◆ **What you should do**:
Once you reach the line that contains "Decode this image", retype it and every line after it exactly, ending with the last line of the entries.

Saved data entries
----
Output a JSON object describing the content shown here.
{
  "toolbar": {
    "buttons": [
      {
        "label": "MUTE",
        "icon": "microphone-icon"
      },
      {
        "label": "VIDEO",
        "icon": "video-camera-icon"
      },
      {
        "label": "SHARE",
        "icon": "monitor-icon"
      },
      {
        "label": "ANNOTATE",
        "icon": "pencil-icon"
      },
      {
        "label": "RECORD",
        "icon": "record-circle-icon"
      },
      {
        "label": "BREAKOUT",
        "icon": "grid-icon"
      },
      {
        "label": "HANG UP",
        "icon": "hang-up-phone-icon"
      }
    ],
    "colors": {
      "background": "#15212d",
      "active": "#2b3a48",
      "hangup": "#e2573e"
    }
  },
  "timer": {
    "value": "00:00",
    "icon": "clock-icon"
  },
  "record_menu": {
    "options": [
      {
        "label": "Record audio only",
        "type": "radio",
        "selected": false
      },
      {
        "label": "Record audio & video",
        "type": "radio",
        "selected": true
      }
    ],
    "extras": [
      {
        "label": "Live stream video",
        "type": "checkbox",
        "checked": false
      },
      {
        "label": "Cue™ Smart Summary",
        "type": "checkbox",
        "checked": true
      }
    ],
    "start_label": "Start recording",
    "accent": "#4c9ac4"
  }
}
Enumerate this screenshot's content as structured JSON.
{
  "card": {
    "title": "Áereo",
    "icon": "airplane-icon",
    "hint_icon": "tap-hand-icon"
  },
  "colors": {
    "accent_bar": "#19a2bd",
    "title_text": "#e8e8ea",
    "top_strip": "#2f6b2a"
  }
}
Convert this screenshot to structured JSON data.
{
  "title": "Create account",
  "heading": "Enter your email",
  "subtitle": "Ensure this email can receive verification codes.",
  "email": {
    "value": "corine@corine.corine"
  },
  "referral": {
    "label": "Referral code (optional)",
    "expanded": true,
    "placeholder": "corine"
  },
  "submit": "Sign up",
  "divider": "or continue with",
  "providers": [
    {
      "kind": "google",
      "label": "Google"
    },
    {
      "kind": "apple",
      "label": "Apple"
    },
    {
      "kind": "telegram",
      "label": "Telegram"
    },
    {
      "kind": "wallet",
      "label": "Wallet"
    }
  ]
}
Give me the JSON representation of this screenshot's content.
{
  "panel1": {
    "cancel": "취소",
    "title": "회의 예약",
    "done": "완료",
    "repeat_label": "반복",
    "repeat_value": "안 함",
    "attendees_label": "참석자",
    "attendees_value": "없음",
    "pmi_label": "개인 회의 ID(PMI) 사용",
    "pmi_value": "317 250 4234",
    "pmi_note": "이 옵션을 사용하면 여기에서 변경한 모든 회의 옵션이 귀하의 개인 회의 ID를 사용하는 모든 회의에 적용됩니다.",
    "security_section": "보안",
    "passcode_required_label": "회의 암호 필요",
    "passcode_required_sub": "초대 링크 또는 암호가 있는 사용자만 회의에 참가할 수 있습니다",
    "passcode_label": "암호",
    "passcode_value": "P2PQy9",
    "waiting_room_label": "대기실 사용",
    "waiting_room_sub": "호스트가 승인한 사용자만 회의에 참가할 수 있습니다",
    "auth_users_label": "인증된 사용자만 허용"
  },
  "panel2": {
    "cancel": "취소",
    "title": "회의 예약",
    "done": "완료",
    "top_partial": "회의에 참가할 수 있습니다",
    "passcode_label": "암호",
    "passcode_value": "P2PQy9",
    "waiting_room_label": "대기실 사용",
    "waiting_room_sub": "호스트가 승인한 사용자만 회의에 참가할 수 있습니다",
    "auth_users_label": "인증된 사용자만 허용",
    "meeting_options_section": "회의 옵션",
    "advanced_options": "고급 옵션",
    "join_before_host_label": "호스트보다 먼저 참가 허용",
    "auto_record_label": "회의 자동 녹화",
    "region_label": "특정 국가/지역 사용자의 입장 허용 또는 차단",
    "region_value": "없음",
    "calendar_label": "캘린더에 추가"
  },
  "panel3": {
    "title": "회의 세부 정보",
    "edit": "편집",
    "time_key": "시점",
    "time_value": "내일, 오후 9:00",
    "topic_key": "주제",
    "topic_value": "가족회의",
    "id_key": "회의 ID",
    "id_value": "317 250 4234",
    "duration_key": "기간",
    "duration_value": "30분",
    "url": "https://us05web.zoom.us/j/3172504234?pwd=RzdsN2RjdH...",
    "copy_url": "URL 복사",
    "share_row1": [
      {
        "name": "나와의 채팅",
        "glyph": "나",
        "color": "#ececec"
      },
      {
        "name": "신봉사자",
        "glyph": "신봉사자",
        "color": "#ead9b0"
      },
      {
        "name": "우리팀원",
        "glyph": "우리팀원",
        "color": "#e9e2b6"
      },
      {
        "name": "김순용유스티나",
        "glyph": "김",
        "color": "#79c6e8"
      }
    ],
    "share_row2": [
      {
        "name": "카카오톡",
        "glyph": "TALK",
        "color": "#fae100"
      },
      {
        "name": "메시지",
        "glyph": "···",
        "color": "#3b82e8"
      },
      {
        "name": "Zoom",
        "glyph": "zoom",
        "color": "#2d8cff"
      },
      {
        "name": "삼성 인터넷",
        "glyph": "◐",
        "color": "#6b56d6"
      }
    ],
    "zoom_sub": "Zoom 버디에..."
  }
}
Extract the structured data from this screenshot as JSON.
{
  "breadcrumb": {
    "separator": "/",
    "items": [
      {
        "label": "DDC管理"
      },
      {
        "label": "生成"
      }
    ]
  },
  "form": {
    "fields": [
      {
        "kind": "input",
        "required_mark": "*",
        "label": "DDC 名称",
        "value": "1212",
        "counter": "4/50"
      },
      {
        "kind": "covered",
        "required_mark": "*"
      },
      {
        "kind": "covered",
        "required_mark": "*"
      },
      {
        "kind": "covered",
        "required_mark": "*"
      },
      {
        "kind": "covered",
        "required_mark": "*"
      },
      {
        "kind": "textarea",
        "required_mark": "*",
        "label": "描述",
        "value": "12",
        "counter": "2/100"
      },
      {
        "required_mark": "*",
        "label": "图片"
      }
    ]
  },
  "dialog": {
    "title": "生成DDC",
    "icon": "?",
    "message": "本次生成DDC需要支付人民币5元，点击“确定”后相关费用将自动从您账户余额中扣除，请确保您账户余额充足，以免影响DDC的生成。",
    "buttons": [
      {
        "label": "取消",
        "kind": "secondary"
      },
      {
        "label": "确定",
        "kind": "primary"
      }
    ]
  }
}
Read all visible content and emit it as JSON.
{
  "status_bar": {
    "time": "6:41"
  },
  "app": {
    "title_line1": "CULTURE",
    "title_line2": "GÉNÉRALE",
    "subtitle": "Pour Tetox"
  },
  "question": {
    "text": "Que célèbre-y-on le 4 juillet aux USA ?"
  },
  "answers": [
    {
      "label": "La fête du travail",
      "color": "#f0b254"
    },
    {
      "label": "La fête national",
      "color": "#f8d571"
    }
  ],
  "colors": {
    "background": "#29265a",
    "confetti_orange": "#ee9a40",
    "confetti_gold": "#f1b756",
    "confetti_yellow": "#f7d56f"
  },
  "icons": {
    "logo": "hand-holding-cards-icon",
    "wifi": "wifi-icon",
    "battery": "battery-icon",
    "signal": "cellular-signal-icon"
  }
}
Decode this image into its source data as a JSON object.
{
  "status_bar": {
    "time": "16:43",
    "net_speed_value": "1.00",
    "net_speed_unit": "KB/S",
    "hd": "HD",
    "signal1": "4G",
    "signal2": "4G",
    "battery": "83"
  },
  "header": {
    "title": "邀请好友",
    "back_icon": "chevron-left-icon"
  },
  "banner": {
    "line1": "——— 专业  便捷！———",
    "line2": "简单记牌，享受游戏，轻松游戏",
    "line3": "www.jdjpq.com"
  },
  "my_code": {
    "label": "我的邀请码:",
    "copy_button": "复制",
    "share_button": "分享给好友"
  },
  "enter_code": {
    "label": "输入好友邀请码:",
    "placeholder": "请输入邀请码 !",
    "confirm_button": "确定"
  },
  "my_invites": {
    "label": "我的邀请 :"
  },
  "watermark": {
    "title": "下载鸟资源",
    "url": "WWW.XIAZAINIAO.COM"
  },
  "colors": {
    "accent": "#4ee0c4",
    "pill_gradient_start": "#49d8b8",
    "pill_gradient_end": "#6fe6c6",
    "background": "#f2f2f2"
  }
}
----
◆ **Task response**:
Decode this image into its source data as a JSON object.
{
  "status_bar": {
    "time": "16:43",
    "net_speed_value": "1.00",
    "net_speed_unit": "KB/S",
    "hd": "HD",
    "signal1": "4G",
    "signal2": "4G",
    "battery": "83"
  },
  "header": {
    "title": "邀请好友",
    "back_icon": "chevron-left-icon"
  },
  "banner": {
    "line1": "——— 专业  便捷！———",
    "line2": "简单记牌，享受游戏，轻松游戏",
    "line3": "www.jdjpq.com"
  },
  "my_code": {
    "label": "我的邀请码:",
    "copy_button": "复制",
    "share_button": "分享给好友"
  },
  "enter_code": {
    "label": "输入好友邀请码:",
    "placeholder": "请输入邀请码 !",
    "confirm_button": "确定"
  },
  "my_invites": {
    "label": "我的邀请 :"
  },
  "watermark": {
    "title": "下载鸟资源",
    "url": "WWW.XIAZAINIAO.COM"
  },
  "colors": {
    "accent": "#4ee0c4",
    "pill_gradient_start": "#49d8b8",
    "pill_gradient_end": "#6fe6c6",
    "background": "#f2f2f2"
  }
}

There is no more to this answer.